## [PROBLEM STATEMENT]
How many lines in the data below contain the word "Shift"? State only the number.

[Dataset entries]
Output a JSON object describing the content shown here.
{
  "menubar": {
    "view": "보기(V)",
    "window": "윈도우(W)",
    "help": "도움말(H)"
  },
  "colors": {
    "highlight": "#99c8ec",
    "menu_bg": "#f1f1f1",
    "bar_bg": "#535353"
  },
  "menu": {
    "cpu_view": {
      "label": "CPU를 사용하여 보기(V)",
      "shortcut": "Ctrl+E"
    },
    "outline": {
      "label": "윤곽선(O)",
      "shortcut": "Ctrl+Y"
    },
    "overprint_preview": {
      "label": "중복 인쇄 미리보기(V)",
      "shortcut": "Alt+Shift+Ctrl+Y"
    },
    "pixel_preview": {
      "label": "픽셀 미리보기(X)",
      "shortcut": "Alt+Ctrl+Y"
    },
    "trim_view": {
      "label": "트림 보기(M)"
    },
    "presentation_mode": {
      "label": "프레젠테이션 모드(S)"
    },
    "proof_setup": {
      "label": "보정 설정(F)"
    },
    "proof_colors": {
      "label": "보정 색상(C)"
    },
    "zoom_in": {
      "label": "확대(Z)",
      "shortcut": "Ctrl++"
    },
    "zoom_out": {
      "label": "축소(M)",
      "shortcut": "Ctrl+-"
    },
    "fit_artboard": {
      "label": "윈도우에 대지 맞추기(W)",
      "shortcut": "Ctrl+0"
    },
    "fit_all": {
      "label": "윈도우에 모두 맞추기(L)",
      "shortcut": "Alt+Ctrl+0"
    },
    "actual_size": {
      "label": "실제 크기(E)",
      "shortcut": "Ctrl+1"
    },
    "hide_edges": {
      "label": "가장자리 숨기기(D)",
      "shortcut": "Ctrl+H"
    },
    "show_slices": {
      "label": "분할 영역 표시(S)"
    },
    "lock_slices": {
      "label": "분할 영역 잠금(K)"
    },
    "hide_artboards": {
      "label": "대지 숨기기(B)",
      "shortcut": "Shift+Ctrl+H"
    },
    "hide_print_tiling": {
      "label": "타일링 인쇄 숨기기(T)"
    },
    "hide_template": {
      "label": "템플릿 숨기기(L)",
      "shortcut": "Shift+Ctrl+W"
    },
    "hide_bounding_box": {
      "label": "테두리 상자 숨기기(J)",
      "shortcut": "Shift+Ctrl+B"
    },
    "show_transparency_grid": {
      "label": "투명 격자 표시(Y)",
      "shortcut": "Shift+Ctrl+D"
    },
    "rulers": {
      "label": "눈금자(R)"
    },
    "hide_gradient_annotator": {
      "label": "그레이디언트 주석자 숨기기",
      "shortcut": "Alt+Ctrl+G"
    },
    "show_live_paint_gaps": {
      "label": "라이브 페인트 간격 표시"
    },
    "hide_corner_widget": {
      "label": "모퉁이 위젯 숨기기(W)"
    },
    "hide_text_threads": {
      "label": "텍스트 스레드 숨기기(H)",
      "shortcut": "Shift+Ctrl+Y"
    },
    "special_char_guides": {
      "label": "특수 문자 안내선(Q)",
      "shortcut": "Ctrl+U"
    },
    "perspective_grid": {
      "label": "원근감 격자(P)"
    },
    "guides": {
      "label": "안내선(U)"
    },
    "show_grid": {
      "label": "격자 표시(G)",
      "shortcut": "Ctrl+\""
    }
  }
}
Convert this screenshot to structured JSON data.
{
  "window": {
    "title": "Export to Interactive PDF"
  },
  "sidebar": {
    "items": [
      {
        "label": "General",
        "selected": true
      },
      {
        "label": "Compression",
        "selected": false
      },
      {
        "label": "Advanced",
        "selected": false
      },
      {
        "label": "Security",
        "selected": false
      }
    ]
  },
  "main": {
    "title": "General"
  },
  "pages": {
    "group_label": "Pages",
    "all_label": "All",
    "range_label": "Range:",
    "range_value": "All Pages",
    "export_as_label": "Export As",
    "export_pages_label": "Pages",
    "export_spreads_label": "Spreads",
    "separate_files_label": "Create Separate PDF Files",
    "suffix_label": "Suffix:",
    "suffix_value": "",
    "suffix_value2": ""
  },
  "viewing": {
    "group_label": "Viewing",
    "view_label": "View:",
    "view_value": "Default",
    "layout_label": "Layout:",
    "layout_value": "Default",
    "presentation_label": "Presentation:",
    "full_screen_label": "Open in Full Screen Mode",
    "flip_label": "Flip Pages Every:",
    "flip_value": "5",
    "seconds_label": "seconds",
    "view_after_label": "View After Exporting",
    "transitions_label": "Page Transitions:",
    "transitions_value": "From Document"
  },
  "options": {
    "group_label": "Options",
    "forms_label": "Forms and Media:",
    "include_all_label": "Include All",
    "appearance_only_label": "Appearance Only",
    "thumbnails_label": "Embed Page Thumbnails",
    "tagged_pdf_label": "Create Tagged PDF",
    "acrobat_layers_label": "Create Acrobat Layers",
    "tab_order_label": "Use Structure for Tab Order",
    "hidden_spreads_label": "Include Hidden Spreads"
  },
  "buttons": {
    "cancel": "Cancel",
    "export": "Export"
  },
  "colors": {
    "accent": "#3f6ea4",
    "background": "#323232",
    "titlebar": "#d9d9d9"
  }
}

## [TASK ANSWER]
6